Rendezvous with Destiny: A Sailor's War
Mason looks back on his career in the Navy over the entire course of the war. Written from the perspective of a young enlisted man, the book begins ... Show synopsis Mason looks back on his career in the Navy over the entire course of the war. Written from the perspective of a young enlisted man, the book begins with his decision to joint the service in 1939, continues through his baptism of fire at Pearl Harbor, and ends with V-J Day and some additional thoughts on the changes he has seen in the country and its navy since the war's end. Mason is an astute observer of life belowdecks, and his candid and engaging style sweeps readers back in time and place to fight alongside him in the Pacific. His language is colorful, often eloquent, and he has phenomenal recall of detail. To be certain that he got his facts right, Mason tested action reports and deck logs against war diaries and interviews with eyewitnesses. He has a keen eye for injustice and is often critical of the harsh treatment of enlisted men. For example, he faults senior officers for awarding other officers medals not fully earned while ignoring the valor of such men as Chief Quartermaster Robert Sedberry in the Nevada. He condemns the inequality of the Navy's liquor policy and the hypocrisy of its rules against fraternization with nurses. Several revealing pages of the book are devoted to the story of an Army doctor in New Caledonia who was ordered to open a bordello, the now-famous Pink House of Noumea.
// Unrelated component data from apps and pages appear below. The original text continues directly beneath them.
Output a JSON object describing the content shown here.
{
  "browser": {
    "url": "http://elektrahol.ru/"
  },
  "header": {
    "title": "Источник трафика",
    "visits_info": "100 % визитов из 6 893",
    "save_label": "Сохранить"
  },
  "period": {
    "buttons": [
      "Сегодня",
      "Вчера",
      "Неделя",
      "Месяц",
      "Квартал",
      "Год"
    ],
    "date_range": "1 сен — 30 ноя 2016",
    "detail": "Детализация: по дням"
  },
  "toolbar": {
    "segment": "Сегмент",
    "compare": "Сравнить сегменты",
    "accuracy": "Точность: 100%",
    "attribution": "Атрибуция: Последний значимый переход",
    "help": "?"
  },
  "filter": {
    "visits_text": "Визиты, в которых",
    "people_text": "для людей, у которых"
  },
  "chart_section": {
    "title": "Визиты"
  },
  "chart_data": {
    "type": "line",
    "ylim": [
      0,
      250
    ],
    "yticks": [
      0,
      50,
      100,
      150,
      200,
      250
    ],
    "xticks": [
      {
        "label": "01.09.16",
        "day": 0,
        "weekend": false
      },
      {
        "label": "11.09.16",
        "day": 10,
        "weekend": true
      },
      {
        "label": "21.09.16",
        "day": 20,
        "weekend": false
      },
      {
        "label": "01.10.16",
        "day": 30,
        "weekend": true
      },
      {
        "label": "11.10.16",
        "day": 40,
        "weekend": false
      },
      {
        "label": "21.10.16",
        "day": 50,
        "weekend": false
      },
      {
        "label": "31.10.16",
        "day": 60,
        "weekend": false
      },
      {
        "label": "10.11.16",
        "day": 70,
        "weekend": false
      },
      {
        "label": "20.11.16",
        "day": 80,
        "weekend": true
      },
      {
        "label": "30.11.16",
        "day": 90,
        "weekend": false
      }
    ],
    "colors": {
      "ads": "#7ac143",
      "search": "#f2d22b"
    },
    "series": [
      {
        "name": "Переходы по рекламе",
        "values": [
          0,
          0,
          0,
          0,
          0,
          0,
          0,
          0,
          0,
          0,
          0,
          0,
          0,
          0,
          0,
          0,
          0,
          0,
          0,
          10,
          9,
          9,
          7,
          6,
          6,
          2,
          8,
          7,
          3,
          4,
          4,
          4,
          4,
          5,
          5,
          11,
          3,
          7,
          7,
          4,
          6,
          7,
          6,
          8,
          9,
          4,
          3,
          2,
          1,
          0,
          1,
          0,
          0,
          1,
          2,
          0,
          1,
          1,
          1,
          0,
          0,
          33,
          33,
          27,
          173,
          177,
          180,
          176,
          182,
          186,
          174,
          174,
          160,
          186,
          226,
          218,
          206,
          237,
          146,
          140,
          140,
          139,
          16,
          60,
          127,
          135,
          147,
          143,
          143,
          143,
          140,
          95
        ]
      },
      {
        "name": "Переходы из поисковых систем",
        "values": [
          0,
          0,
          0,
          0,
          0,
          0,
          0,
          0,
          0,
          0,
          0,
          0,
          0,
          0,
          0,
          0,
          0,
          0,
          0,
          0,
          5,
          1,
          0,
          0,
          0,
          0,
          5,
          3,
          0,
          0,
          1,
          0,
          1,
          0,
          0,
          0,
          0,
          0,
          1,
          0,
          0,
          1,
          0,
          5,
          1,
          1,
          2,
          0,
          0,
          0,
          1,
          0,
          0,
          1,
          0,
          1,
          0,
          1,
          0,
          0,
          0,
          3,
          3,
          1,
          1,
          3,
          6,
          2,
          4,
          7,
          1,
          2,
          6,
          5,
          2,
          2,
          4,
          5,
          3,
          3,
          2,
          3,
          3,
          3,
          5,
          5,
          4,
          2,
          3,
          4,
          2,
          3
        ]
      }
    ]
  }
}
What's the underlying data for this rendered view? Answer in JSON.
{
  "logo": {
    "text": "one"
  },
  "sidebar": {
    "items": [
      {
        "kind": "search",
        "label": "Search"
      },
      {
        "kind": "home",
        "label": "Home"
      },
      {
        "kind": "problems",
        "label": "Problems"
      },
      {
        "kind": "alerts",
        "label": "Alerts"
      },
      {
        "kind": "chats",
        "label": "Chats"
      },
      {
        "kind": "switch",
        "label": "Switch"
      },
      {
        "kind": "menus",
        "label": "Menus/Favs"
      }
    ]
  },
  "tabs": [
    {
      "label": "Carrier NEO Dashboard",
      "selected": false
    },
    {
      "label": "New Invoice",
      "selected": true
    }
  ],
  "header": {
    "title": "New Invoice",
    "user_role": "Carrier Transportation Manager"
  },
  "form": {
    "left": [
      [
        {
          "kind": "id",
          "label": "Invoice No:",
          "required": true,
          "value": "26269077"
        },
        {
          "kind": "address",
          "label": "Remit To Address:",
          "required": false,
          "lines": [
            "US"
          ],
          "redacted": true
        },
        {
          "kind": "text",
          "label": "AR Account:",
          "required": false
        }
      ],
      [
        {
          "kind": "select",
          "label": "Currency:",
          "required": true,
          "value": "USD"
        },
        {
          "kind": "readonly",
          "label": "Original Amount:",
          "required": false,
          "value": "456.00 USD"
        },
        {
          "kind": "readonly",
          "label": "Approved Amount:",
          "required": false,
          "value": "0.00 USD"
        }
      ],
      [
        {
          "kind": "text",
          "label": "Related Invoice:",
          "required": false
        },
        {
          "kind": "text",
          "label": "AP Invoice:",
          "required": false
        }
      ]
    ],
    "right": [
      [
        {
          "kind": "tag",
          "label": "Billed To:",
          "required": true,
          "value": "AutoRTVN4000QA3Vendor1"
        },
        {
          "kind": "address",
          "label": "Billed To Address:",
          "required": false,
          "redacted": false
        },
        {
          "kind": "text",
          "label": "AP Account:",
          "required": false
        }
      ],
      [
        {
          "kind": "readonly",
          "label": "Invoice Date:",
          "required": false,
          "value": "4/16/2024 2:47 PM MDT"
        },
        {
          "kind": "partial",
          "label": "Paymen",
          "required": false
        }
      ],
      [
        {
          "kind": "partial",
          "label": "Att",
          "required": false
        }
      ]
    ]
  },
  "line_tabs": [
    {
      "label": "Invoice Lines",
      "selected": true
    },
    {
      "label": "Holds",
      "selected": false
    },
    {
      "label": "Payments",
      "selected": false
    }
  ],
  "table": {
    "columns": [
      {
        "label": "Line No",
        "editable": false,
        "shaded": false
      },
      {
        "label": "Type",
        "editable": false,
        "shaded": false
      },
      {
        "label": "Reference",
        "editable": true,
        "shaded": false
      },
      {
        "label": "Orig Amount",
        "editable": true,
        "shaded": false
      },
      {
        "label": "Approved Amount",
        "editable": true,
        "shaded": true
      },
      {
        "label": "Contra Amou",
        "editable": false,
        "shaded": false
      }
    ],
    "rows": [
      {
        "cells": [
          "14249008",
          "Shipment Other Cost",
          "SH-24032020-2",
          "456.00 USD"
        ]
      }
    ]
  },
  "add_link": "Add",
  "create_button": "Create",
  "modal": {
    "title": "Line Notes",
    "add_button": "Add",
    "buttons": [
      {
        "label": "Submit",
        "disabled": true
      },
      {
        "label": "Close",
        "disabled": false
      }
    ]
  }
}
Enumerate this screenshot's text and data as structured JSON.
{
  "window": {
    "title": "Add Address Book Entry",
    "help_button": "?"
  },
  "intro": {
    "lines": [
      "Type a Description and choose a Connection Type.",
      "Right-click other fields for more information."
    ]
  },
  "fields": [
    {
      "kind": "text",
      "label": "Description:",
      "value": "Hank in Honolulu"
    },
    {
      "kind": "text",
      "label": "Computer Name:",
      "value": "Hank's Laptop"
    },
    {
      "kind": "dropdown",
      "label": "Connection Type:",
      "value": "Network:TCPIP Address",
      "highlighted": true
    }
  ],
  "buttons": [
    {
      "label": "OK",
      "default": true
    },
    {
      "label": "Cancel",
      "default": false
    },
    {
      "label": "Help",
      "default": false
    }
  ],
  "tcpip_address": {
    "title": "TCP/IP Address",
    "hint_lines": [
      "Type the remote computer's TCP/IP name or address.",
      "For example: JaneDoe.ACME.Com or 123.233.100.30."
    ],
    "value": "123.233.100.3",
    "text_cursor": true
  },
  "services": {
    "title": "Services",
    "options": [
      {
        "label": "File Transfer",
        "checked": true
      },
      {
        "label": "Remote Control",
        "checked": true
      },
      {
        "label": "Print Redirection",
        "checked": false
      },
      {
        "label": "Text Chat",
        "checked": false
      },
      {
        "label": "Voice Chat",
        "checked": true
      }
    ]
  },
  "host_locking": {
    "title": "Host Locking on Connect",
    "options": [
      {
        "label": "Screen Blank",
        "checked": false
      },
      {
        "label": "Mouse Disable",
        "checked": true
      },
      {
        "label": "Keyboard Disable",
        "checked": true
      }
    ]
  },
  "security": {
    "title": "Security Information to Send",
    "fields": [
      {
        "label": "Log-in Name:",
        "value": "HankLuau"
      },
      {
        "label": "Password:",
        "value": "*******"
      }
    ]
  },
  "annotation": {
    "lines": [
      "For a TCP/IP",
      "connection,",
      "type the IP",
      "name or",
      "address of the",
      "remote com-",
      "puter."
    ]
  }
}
This book is filled with tales that deserve to be told for the rare insights they offer into the views, reactions, opinions, and philosophies of the World War II sailor.